§ **What the task requires**:
Write out each entry word for word.

Website and app data records:

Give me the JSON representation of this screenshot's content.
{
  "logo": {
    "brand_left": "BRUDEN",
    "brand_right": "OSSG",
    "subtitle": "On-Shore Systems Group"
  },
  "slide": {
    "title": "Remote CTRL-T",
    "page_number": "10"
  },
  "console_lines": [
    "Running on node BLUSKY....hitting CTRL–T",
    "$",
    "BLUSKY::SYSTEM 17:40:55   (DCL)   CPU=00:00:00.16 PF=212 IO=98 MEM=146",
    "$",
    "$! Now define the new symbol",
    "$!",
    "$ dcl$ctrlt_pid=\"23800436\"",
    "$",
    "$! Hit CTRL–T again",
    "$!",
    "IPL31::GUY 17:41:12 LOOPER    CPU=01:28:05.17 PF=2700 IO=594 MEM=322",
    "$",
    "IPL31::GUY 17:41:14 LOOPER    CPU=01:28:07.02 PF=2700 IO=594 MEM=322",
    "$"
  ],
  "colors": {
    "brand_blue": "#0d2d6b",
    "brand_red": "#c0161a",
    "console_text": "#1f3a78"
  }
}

§ **The answer**:
Give me the JSON representation of this screenshot's content.
{
  "logo": {
    "brand_left": "BRUDEN",
    "brand_right": "OSSG",
    "subtitle": "On-Shore Systems Group"
  },
  "slide": {
    "title": "Remote CTRL-T",
    "page_number": "10"
  },
  "console_lines": [
    "Running on node BLUSKY....hitting CTRL–T",
    "$",
    "BLUSKY::SYSTEM 17:40:55   (DCL)   CPU=00:00:00.16 PF=212 IO=98 MEM=146",
    "$",
    "$! Now define the new symbol",
    "$!",
    "$ dcl$ctrlt_pid=\"23800436\"",
    "$",
    "$! Hit CTRL–T again",
    "$!",
    "IPL31::GUY 17:41:12 LOOPER    CPU=01:28:05.17 PF=2700 IO=594 MEM=322",
    "$",
    "IPL31::GUY 17:41:14 LOOPER    CPU=01:28:07.02 PF=2700 IO=594 MEM=322",
    "$"
  ],
  "colors": {
    "brand_blue": "#0d2d6b",
    "brand_red": "#c0161a",
    "console_text": "#1f3a78"
  }
}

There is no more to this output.